The University of Exeter Business School where the workshop is being held
New Tax Administration Research Centre hosts international workshop
The new Tax Administration Research Centre (TARC), a partnership between the University of Exeter and the Institute for Fiscal Studies funded by the ESRC, HMRC, and HMT, is hosting its first international workshop in Exeter on Jan 28-29. Speakers from Australia, Belgium, the US, and the UK will be addressing a range of issues in this highly topical area.

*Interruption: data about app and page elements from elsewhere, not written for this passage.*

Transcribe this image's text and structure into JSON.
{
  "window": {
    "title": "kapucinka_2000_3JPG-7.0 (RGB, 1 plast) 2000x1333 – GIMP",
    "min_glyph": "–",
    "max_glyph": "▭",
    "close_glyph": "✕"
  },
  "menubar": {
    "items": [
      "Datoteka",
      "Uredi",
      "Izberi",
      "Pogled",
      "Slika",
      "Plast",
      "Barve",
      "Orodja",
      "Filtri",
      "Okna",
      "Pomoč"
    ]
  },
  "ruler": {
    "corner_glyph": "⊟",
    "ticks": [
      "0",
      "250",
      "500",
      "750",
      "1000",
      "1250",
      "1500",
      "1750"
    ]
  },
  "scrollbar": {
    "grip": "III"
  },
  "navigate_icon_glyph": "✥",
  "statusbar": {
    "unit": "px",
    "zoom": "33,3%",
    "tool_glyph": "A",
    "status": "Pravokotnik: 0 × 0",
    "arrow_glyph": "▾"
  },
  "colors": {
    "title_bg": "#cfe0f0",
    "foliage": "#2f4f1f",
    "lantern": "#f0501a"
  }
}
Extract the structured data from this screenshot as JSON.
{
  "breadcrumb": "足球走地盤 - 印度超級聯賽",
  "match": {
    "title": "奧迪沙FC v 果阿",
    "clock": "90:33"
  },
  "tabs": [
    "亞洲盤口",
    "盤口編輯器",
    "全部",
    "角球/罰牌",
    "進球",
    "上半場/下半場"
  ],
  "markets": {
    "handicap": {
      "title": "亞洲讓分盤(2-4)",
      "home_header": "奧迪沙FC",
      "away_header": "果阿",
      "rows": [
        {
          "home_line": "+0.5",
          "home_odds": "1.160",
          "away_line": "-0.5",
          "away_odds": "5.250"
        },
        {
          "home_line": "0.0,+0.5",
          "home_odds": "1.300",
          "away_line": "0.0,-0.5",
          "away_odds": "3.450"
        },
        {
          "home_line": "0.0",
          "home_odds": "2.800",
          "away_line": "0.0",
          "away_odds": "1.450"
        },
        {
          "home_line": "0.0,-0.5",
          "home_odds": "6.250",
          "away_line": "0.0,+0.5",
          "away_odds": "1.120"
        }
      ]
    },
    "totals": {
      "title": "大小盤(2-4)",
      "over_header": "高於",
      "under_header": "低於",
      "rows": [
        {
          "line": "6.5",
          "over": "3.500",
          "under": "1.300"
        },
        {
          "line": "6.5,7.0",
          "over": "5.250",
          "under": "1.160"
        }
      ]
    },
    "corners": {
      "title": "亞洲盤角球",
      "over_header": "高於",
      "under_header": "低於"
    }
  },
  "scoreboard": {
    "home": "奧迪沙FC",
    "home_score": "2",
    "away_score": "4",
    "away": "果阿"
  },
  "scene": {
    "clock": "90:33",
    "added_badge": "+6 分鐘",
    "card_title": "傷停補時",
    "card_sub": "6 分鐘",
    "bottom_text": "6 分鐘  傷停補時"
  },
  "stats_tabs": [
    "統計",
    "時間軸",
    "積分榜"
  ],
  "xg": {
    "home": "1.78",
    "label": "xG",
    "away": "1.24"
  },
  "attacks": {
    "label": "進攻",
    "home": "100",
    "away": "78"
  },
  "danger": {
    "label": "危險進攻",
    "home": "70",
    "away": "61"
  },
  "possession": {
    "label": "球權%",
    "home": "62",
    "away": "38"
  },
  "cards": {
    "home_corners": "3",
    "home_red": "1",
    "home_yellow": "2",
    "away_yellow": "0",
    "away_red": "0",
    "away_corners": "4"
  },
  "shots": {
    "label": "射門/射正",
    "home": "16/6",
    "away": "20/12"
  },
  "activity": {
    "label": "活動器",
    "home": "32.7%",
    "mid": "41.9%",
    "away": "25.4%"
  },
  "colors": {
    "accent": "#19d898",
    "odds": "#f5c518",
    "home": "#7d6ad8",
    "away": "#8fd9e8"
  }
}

Michael Keen of the International Monetary Fund who is giving the keynote address commented: “No one doubts the importance of good tax administration, but we know remarkably little about what exactly it is. Research in the area has been marked more by anecdotes, platitudes and management fashions than by the rigorous thinking and carefully marshalled evidence that we take for granted in analyses of tax policy. But now things are changing, in terms of not only public and academic interest in tax administration but also the methodologies that can be brought to bear on the topic. In both timing and expertise, the Centre is ideally-placed to spearhead real progress in what is for all countries a core aspect of public policy."
Key papers at the workshop will present the following findings:
• A survey of more than 3,000 charitable donors shows that the effect of tax incentives for donations to charity are larger if offered as a "match" to the charity on the individual's donation, rather than as a rebate for the donor to reclaim. The explanation is that most donors don't adjust the size of donation when tax incentives change. Even so, the research rejects the view that tax incentives are irrelevant to giving. It suggests that donors rationally respond to incentives but changing behaviour is a costly activity so donors only make changes when the change in tax incentive is big.
• Tax planning has been highlighted by the UK decision to reduce the 50% rate of income tax, as well as by some high profile individual cases. Some argue that such planning can improve the work incentives of highly paid workers. The impact of tax planning on the tax rate that the government might wish to apply to high earners is analysed. It is shown that tax planning might well result in a higher chosen nominal tax rate but that the effective tax rate and the revenue raised will still fall.
• Methods of calculating direct tax gaps that rely on estimating 'hidden income' using macroeconomic indicators have large margins of error so do not provide useful estimates for tax policy or compliance assessment purposes. A reliable estimate of the direct tax gap must be computed using a 'bottom-up' approach e.g. from random taxpayer audits. Even when based on tax enforcement data measures of the direct tax gap should be used with caution in evaluating the performance of tax agencies and agency staff.
TARC has been created to develop improved methods for tax administration and to build capacity in tax administration research. The centre, a partnership between the University of Exeter and the Institute for Fiscal Studies, has a multi-disciplinary research team that includes economists, accountants, experimentalists, and psychologists. TARC also has exceptionally strong international connections and is developing links with experts at home and abroad.
Professor Gareth Myles, TARC Director said: "The new Centre will provide high quality research to inform future tax policy which will result in a better customer experience, improved economic performance, and a more equal system."
For more information, please visit the TARC website.
Date: 28 January 2013